When did I begin to pay attention to what being a “quiet” rider means? It seems fairly recent, but seeds are always sown well ahead of the bloom. Of course, I have heard the quality praised over and over again – this rider has a quiet seat, this one quiet hands, this one a quiet presence -- but with so much else to learn and to “do,” apparently it took some time before I was ready to reflect on what quiet really means – to me, and to my horse.
Late August, Gail Field’s annual Centered Riding Clinic out at Lord
Stirling Stable, my only written notes state: “DO NOTHING, learn to surrender to the horse. First do nothing – any tension or holding tells the horse something.” Hummmmm.
Early October, ah yes, there was that particularly vivid experience at Mio Morales’ weekend intensive Alexander Technique workshop. Sitting “still” in our seats, we practiced what became a kind of meditation – we gently and repeatedly brought our attention to the possibility of ease in our head/neck area. The ease ebbed and flowed with our awareness, and I was freshly reminded how much subtle movement is really taking place as we simply sit on our chairs. How interesting and refreshing it was to turn down the extraneous “noise” of excess tension and unnecessary movement. Hummmmm.
Next, a wonderful article by Elizabeth Reese, “The Alexander Technique and Classical Equitation” really got me thinking about what I have been telling my horse as I sometimes fidget around, trying to find just the right organization of myself as I ride. A few choice quotes:
* “. . . any action that the rider does make can [should] be both intentional and momentary.”
* “We must first find a place of quiet listening in order to act. Without listening, all of our actions are really reactions.”
* “The rider needs to discover a neutral place where she or he is not interfering with or disrupting the horse’s balance.”
November, Aikido Winter Camp in
: the image of Shibata Sensei’s “calm-before-the-storm” way of being. We quickly came to know that without any discernible movement or clue he could in a split second somehow draw an unsuspecting attacker into the center of the action. This produced a profound sense of aliveness on the mat -- magical in a way. You never knew where he would appear and you never quite knew what to expect. He captured our attention, with his quietness. His movements seemed to carry even more impact as they emerged out of a calm stillness. Hummmmm. Florida
And periodically throughout the autumn I visited philosophical realms with “Dressage in the Fourth Dimension” written by Dr. Sherry Ackerman, a professor of philosophy who is also a dressage rider. An excerpt on sacred geometry:
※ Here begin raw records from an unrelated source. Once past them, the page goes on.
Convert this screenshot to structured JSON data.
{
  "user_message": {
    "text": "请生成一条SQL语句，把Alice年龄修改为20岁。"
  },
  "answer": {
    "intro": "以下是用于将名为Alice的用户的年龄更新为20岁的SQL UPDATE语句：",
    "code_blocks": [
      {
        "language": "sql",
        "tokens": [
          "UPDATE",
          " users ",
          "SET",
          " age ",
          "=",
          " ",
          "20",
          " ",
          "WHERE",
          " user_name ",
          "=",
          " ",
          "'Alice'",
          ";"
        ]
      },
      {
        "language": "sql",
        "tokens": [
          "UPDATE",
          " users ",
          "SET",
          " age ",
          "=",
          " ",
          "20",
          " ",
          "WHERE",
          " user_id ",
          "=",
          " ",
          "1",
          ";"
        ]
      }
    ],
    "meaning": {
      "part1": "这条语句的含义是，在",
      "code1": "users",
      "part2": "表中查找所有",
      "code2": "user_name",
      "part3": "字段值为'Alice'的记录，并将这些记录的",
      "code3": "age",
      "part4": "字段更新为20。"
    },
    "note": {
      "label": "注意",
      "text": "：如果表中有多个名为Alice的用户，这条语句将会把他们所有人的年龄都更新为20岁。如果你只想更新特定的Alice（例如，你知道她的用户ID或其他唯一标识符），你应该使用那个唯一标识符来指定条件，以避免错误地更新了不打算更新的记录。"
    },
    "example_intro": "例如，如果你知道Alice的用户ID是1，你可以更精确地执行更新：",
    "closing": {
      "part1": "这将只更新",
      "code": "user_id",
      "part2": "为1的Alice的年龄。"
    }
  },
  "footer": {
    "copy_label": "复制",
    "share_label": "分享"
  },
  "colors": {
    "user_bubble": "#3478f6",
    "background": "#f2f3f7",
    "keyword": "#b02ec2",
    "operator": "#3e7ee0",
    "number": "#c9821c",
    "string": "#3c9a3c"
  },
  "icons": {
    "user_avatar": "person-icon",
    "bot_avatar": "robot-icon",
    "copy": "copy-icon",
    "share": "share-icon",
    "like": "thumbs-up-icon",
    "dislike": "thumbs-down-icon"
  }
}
“All movement begins with its antithesis, immobility. The dot, in ancient cosmologies, represented universal consciousness – the source of all things . . . in . . . dressage, we participate in the dot through the fully engaged halt. We sit, perfectly motionless in poised collection . . . as long as we do not disturb the collection, the horse remains prepared . . . for instantaneous movement in any direction . . . we sit in a stream of consciousness: the motion of immobility.”
So, lately when I get on a horse, or step onto the aikido mat, or find myself in a crowded subway or on a congested
New York City street, I am very interested in the component of stillness within the activity -- how to be still without becoming tense. How does my presence affect my horse, or my training partners on the mat? Do others become more manageable or react differently to me when I stay quietly in touch with my center? Where is the neutral place where harmony begins? Hummmmm.
Shown above, Annelie sits quietly connected to the canter of one of the largest horses I have seen her ride, an enormous
Cleveland Bay she rode at his owners request at the Centered Riding Clinic at . She recently attempted to describe to me the sense of stillness that is possible on a beautifully moving horse; apparently you feel that you are doing nothing, but in reality there is a lot going on! Thorncroft Therapeutic Riding Center